By Sal Bommarito
For months, Softball Politics has been critical of the manner in which President Obama has prosecuted the war with ISIS. I found an opportunity to consider an alternative viewpoint in the interest of presenting a balanced mosaic of the Middle East problems.
I had a short, but substantive, conversation with an individual who is very well informed about Middle East politics. My foil is a renowned political commentator who has unfettered access to many sources of information on global issues.
To summarize our encounter, let’s just say that his views were completely the opposite of mine relating to the America’s response to the ISIS threat. Frankly, the conversation was one-sided because Jack (an assumed name) is a killer debater.
My latest theses is that the U.S. has responded ineffectively to ISIS- President Obama has “blundered” along with Arab countries by not stopping ISIS in its tracks with a combination of bombs and ground force, the latter being necessary to root out insurgents and provide bombing control. As an aside, the press has reported that many American bombing sorties are unsuccessful and return with most of their munitions having been unable to identify ISIS targets.
By not addressing the ISIS situation more forcefully, the U.S. has enabled the insurgents to become a worldwide phenom that is being admired and emulated in both Arab and western countries. Additionally, ISIS’s celebrity and success in “repelling” America, the most powerful military force in the world, has been used in propaganda and to recruit new fighters. In a nutshell, ISIS has been given time to become a very dangerous threat to the global community.

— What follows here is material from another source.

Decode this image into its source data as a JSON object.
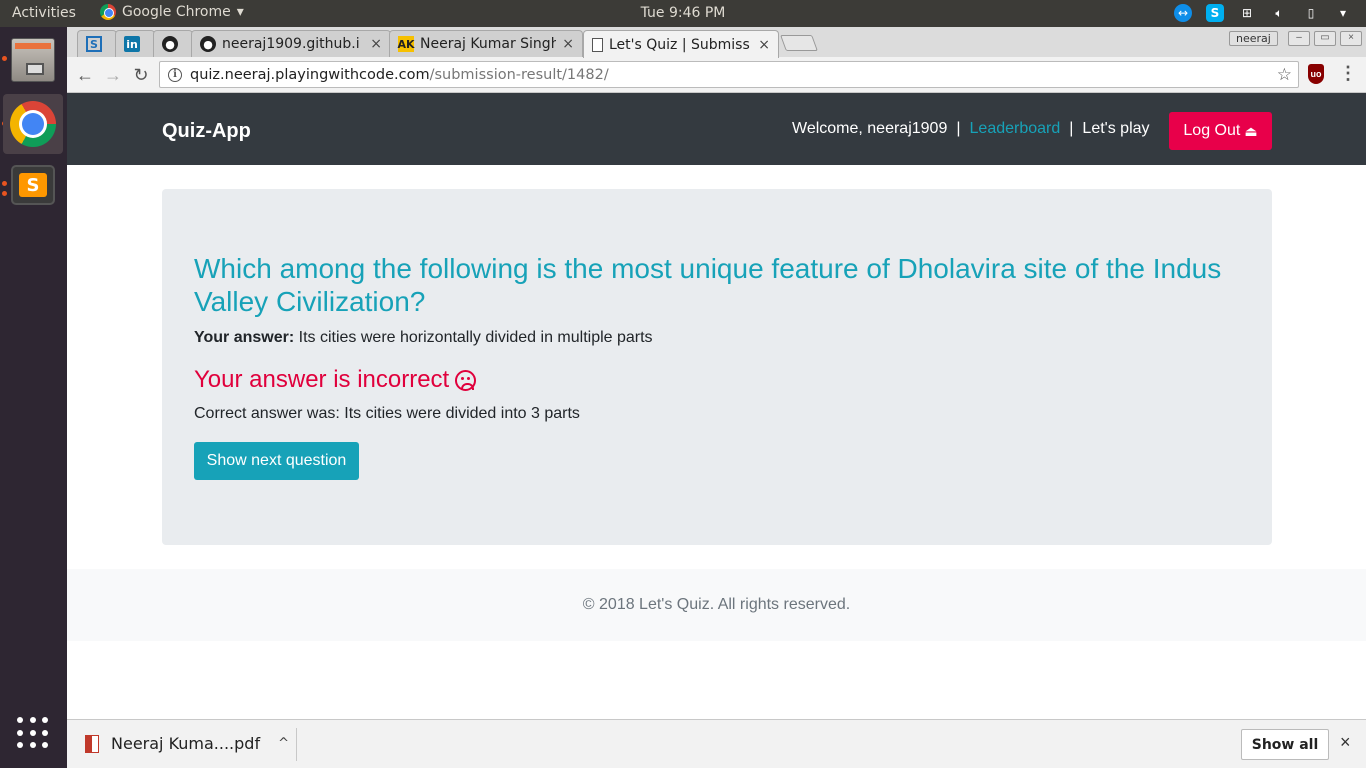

Jack totally disagreed with my perspectives. He is supportive of the president’s efforts and restraint relating to ISIS. Not taking the bait and becoming engaged in a new nation-building project is, in Jack’s opinion, noteworthy.
He said the U.S. has failed miserably in every occupation dating back to the Vietnam War. I should point out that I agree with many of Jack’s observations, but I never suggested that the U.S. occupy Iraq and Syria, as it did in Iraq and Afghanistan for a decade. Rather, I believe annihilation of the ISIS interlopers should be a top priority. What happens after ISIS is defeated is another important topic.
Jack proceeded to lambaste my perspectives that ISIS is fortifying its positions among the population, and this is why bombing missions have been so ineffective- the U.S. is unsurprisingly concerned with collateral damage. He said that Arabs should deal directly with ISIS, and that the ISIS conflict was a political situation inspired by the U.S. invasion of Iraq ten or so years ago. [The last item is a ubiquitous ploy by many liberals to foist Obama’s incompetence on the policies of George Bush.]
Jack’s principal contention, and I am putting words in his mouth, is that the U.S. will be responsible for defending any and all land recaptured from ISIS. In other words, a ground assault is the precursor to occupation and nation building.
I tried unsuccessfully to argue that Iraq and Syria represented a two-stage problem. The first is the elimination of ISIS. It needs to be defeated and exposed as an unproductive rebel uprising that will never have any political traction. After its defeat, the second stage would kick in. In Iraq, it is the negotiation of a power sharing arrangement between Shiites, Sunnis and Kurds. In Syria, it is the determination of the fate of the brutal tyrant Bashar al-Assad. These situations will, for sure, evolve into brutal civil wars in both countries. Most importantly, the U.S. must depart before these internal struggles begin.
Many other nuances of Middle East politics came up in my brief repartee with Jack, in which we would have likely found agreement. I suspect that the major issue for both of us is the performance of Obama and the U.S. military. Jack is definitely an Obama apologist, and you know where I stand.
I would relish an opportunity to continue my debate with Jack, but he is probably too busy to contend with my “neocon” leanings. Another meeting would surely result in another flogging , but I believe I am correct that ISIS is a growing threat that needs to be dealt with immediately by increasing U.S. military actions.